With respect to this, the original (version 0) of JGrass-NewAGE was more farsighted by introducing the  energy index calculator components. This OMS component was set to estimate the ratio of radiation received a single pixel inside the basin in a prescribed amount of time (i.e. a month, a year) with respect to a reference pixels. Then, when working in “real time” this factor was used to estimate (approximately) the radiation of the whole HRU on the basis of the single estimate of the reference point and saving, therefore, a lot of computational time. This type of simplifications should/could be reintroduced back again and used when relevant (for instance in Pp this should have been irrelevant for temperature, since its small variation inside each HRU). 
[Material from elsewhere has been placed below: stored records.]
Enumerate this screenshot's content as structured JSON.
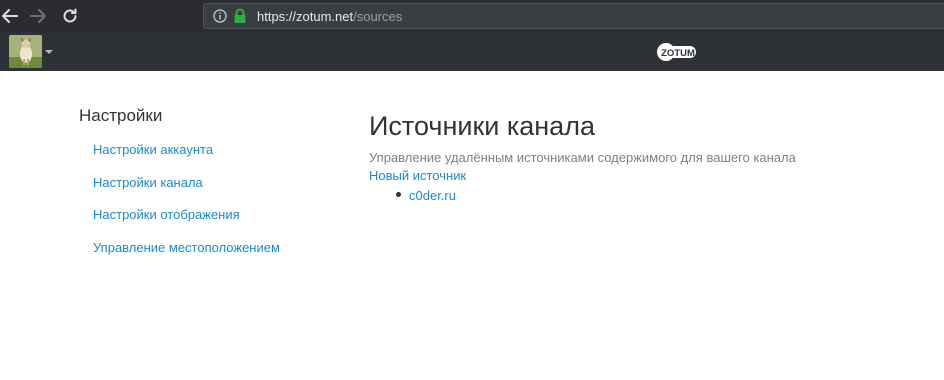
{
  "browser": {
    "url_host": "https://zotum.net",
    "url_path": "/sources",
    "icons": {
      "back": "arrow-left-icon",
      "forward": "arrow-right-icon",
      "reload": "reload-icon",
      "info": "info-icon",
      "lock": "lock-icon"
    }
  },
  "navbar": {
    "logo_text": "ZOTUM",
    "avatar": "channel-avatar",
    "menu_caret": "caret-down-icon"
  },
  "sidebar": {
    "title": "Настройки",
    "items": [
      {
        "label": "Настройки аккаунта"
      },
      {
        "label": "Настройки канала"
      },
      {
        "label": "Настройки отображения"
      },
      {
        "label": "Управление местоположением"
      }
    ]
  },
  "main": {
    "title": "Источники канала",
    "description": "Управление удалённым источниками содержимого для вашего канала",
    "new_source_label": "Новый источник",
    "sources": [
      {
        "label": "c0der.ru"
      }
    ]
  },
  "colors": {
    "link": "#1a8ad2",
    "chrome_bg": "#2a2c30",
    "navbar_bg": "#2e3135",
    "lock_green": "#2ab24a"
  }
}
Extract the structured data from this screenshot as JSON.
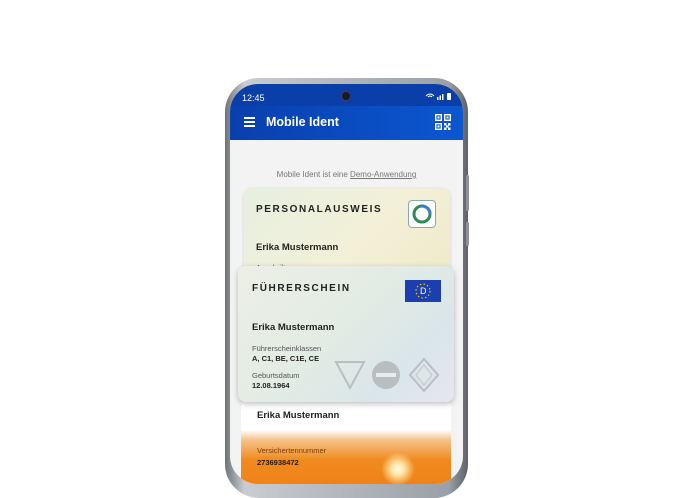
{
  "status": {
    "time": "12:45",
    "icons": "wifi-icon signal-icon battery-icon"
  },
  "appbar": {
    "title": "Mobile Ident"
  },
  "demo": {
    "prefix": "Mobile Ident ist eine ",
    "link": "Demo-Anwendung"
  },
  "cards": {
    "personalausweis": {
      "title": "PERSONALAUSWEIS",
      "name": "Erika Mustermann",
      "address_label": "Anschrift"
    },
    "fuehrerschein": {
      "title": "FÜHRERSCHEIN",
      "eu_badge": "D",
      "name": "Erika Mustermann",
      "classes_label": "Führerscheinklassen",
      "classes_value": "A, C1, BE, C1E, CE",
      "dob_label": "Geburtsdatum",
      "dob_value": "12.08.1964"
    },
    "versicherung": {
      "name": "Erika Mustermann",
      "number_label": "Versichertennummer",
      "number_value": "2736938472"
    }
  },
  "colors": {
    "appbar": "#0b4fc4",
    "eu_flag": "#1b3fb0",
    "orange": "#f08a1e"
  }
}
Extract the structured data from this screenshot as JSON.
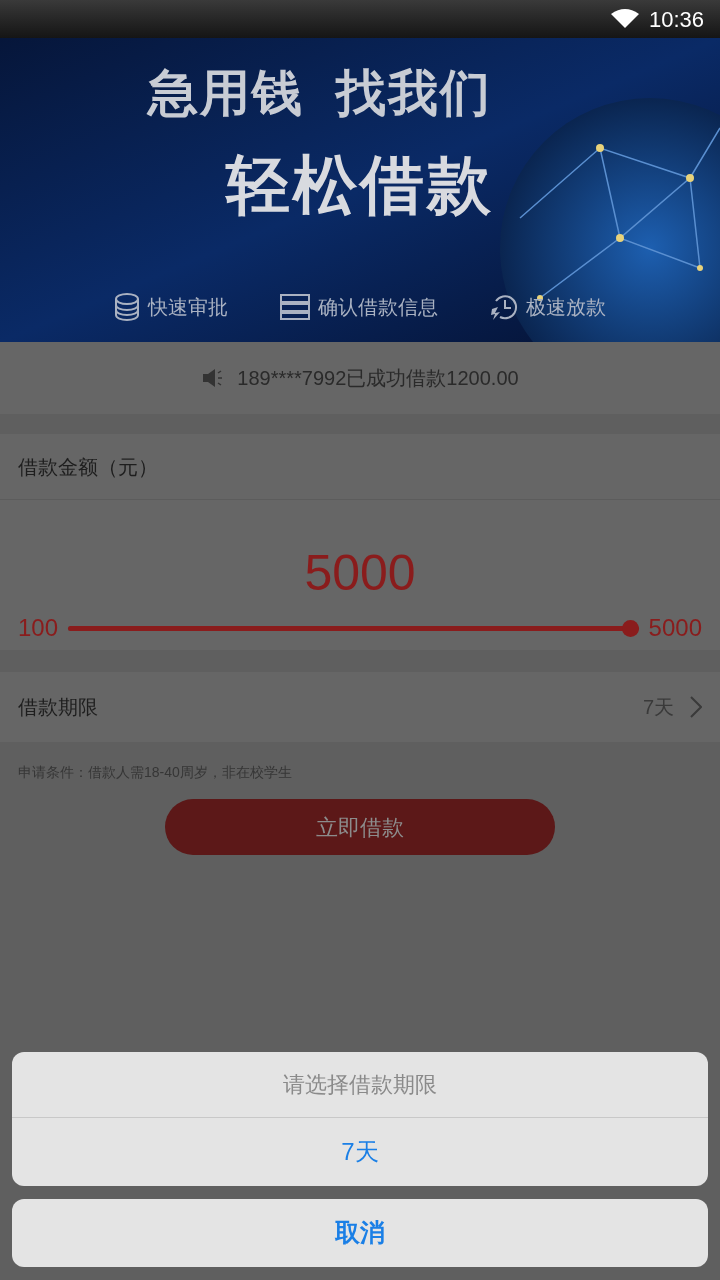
{
  "status_bar": {
    "time": "10:36"
  },
  "banner": {
    "headline": "急用钱  找我们",
    "title": "轻松借款",
    "features": [
      {
        "kind": "coins",
        "label": "快速审批"
      },
      {
        "kind": "server",
        "label": "确认借款信息"
      },
      {
        "kind": "clock",
        "label": "极速放款"
      }
    ]
  },
  "notice": {
    "text": "189****7992已成功借款1200.00"
  },
  "amount": {
    "label": "借款金额（元）",
    "value": "5000",
    "min": "100",
    "max": "5000",
    "level": 1.0
  },
  "term": {
    "label": "借款期限",
    "value": "7天"
  },
  "condition": "申请条件：借款人需18-40周岁，非在校学生",
  "submit": "立即借款",
  "action_sheet": {
    "title": "请选择借款期限",
    "options": [
      "7天"
    ],
    "cancel": "取消"
  }
}
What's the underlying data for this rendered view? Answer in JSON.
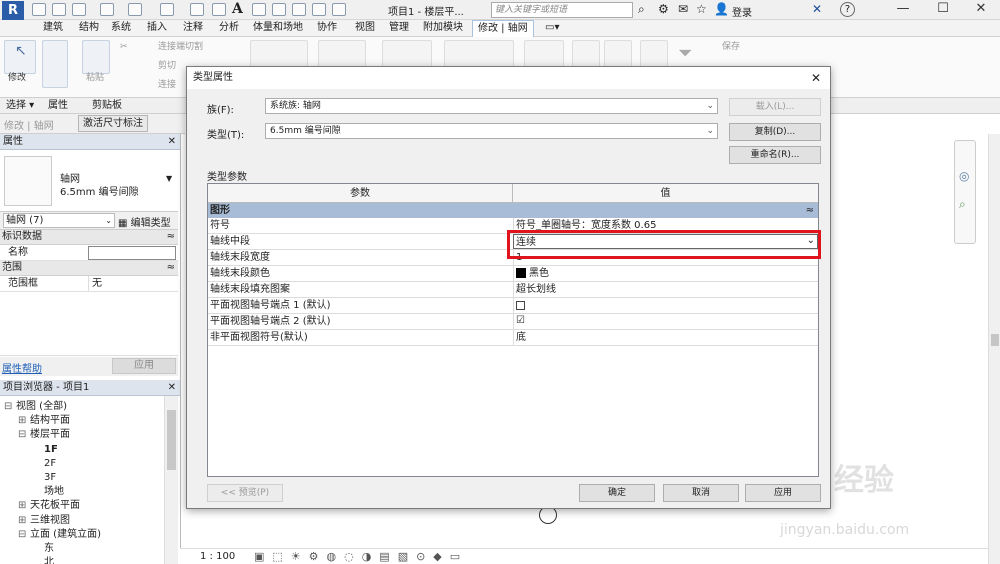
{
  "app": {
    "logo": "R",
    "title": "项目1 - 楼层平...",
    "search_placeholder": "键入关键字或短语",
    "login": "登录",
    "help": "?"
  },
  "window": {
    "minimize": "—",
    "maximize": "☐",
    "close": "✕"
  },
  "ribbon_tabs": [
    "建筑",
    "结构",
    "系统",
    "插入",
    "注释",
    "分析",
    "体量和场地",
    "协作",
    "视图",
    "管理",
    "附加模块",
    "修改 | 轴网"
  ],
  "ribbon": {
    "modify": "修改",
    "paste": "粘贴",
    "connect_cut": "连接端切割",
    "cut": "剪切",
    "join": "连接",
    "save": "保存",
    "panel_labels": [
      "选择 ▾",
      "属性",
      "剪贴板"
    ]
  },
  "context_row": {
    "modify_grid": "修改 | 轴网",
    "activate_dim": "激活尺寸标注"
  },
  "properties": {
    "title": "属性",
    "type_name": "轴网",
    "type_sub": "6.5mm 编号间隙",
    "instance_filter": "轴网 (7)",
    "edit_type": "编辑类型",
    "section_identity": "标识数据",
    "name_label": "名称",
    "name_value": "",
    "section_range": "范围",
    "scope_label": "范围框",
    "scope_value": "无",
    "help_link": "属性帮助",
    "apply": "应用"
  },
  "browser": {
    "title": "项目浏览器 - 项目1",
    "items": [
      {
        "label": "视图 (全部)",
        "level": 0,
        "toggle": "⊟"
      },
      {
        "label": "结构平面",
        "level": 1,
        "toggle": "⊞"
      },
      {
        "label": "楼层平面",
        "level": 1,
        "toggle": "⊟"
      },
      {
        "label": "1F",
        "level": 2,
        "toggle": ""
      },
      {
        "label": "2F",
        "level": 2,
        "toggle": ""
      },
      {
        "label": "3F",
        "level": 2,
        "toggle": ""
      },
      {
        "label": "场地",
        "level": 2,
        "toggle": ""
      },
      {
        "label": "天花板平面",
        "level": 1,
        "toggle": "⊞"
      },
      {
        "label": "三维视图",
        "level": 1,
        "toggle": "⊞"
      },
      {
        "label": "立面 (建筑立面)",
        "level": 1,
        "toggle": "⊟"
      },
      {
        "label": "东",
        "level": 2,
        "toggle": ""
      },
      {
        "label": "北",
        "level": 2,
        "toggle": ""
      }
    ]
  },
  "status": {
    "scale": "1 : 100"
  },
  "dialog": {
    "title": "类型属性",
    "close": "✕",
    "family_label": "族(F):",
    "family_value": "系统族: 轴网",
    "type_label": "类型(T):",
    "type_value": "6.5mm 编号间隙",
    "load_btn": "载入(L)...",
    "duplicate_btn": "复制(D)...",
    "rename_btn": "重命名(R)...",
    "params_label": "类型参数",
    "col_param": "参数",
    "col_value": "值",
    "group_name": "图形",
    "group_toggle": "≈",
    "rows": [
      {
        "param": "符号",
        "value": "符号_单圈轴号：宽度系数 0.65"
      },
      {
        "param": "轴线中段",
        "value": "连续"
      },
      {
        "param": "轴线末段宽度",
        "value": "1"
      },
      {
        "param": "轴线末段颜色",
        "value": "黑色"
      },
      {
        "param": "轴线末段填充图案",
        "value": "超长划线"
      },
      {
        "param": "平面视图轴号端点 1 (默认)",
        "value": ""
      },
      {
        "param": "平面视图轴号端点 2 (默认)",
        "value": "☑"
      },
      {
        "param": "非平面视图符号(默认)",
        "value": "底"
      }
    ],
    "preview_btn": "<< 预览(P)",
    "ok_btn": "确定",
    "cancel_btn": "取消",
    "apply_btn": "应用"
  },
  "colors": {
    "highlight": "#e0141c",
    "group_header": "#a8bcd8",
    "swatch": "#000000"
  }
}
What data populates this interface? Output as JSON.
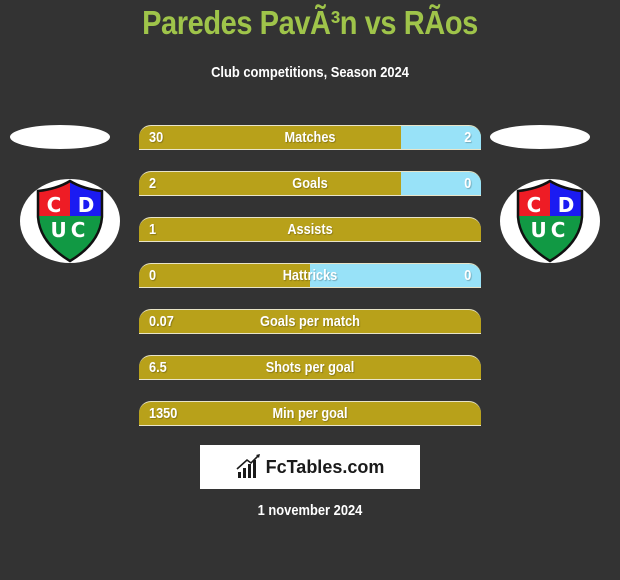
{
  "header": {
    "title": "Paredes PavÃ³n vs RÃos",
    "subtitle": "Club competitions, Season 2024"
  },
  "teams": {
    "left": {
      "logo_text_top": [
        "C",
        "D"
      ],
      "logo_text_bottom": "UC"
    },
    "right": {
      "logo_text_top": [
        "C",
        "D"
      ],
      "logo_text_bottom": "UC"
    }
  },
  "colors": {
    "title": "#9fc44a",
    "left_bar": "#b8a11a",
    "right_bar": "#98e2f8",
    "background": "#333333",
    "logo_red": "#ee1c25",
    "logo_blue": "#1b1bf2",
    "logo_green": "#119944"
  },
  "stats": [
    {
      "label": "Matches",
      "left": "30",
      "right": "2",
      "right_share": 0.235
    },
    {
      "label": "Goals",
      "left": "2",
      "right": "0",
      "right_share": 0.235
    },
    {
      "label": "Assists",
      "left": "1",
      "right": "",
      "right_share": 0
    },
    {
      "label": "Hattricks",
      "left": "0",
      "right": "0",
      "right_share": 0.5
    },
    {
      "label": "Goals per match",
      "left": "0.07",
      "right": "",
      "right_share": 0
    },
    {
      "label": "Shots per goal",
      "left": "6.5",
      "right": "",
      "right_share": 0
    },
    {
      "label": "Min per goal",
      "left": "1350",
      "right": "",
      "right_share": 0
    }
  ],
  "footer": {
    "brand": "FcTables.com",
    "brand_icon": "bar-chart-trend-icon",
    "date": "1 november 2024"
  }
}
Besides what already said for the Pp that is valid also for BNp, there is to talk, for this paper, about satellite data. All the procedures to obtain those data were performed by using R scripts which are not reproducible and/or not well designed and/or not designed to be available to third parties. To make that research really sparkling, it would be necessary that those scripts and procedures would become real OMS components to be connected with the other ones that constitutesthe core of the paper.

The second point, obviously, is the use of very large HRU that was made: more than 400 square kilometers each on average (not so big, just as large as a square of 20 times 20 km). Therefore the arguments used in Pp, where HRU are of a few kilometers estension, are much more important here: how the sub grid variability of forcings like radiation affects the final results ?
Another aspect not well investigated is how the routing scheme used  affects the results. Clearly in a so large basin, this has to be investigated more thoroughly. Our tools have several routing schemes, including an integrator of a 1d de Saint-Venant equation. Using them could have some importance for the final assessment of our work.

Beyond this, another question arises: can we use those data and those results (in Pp and BNp) as benchmarks for future develpments of our system ? If not, this would be a big wound in our claim to do replicable research.

So, Let's get our sleeves back.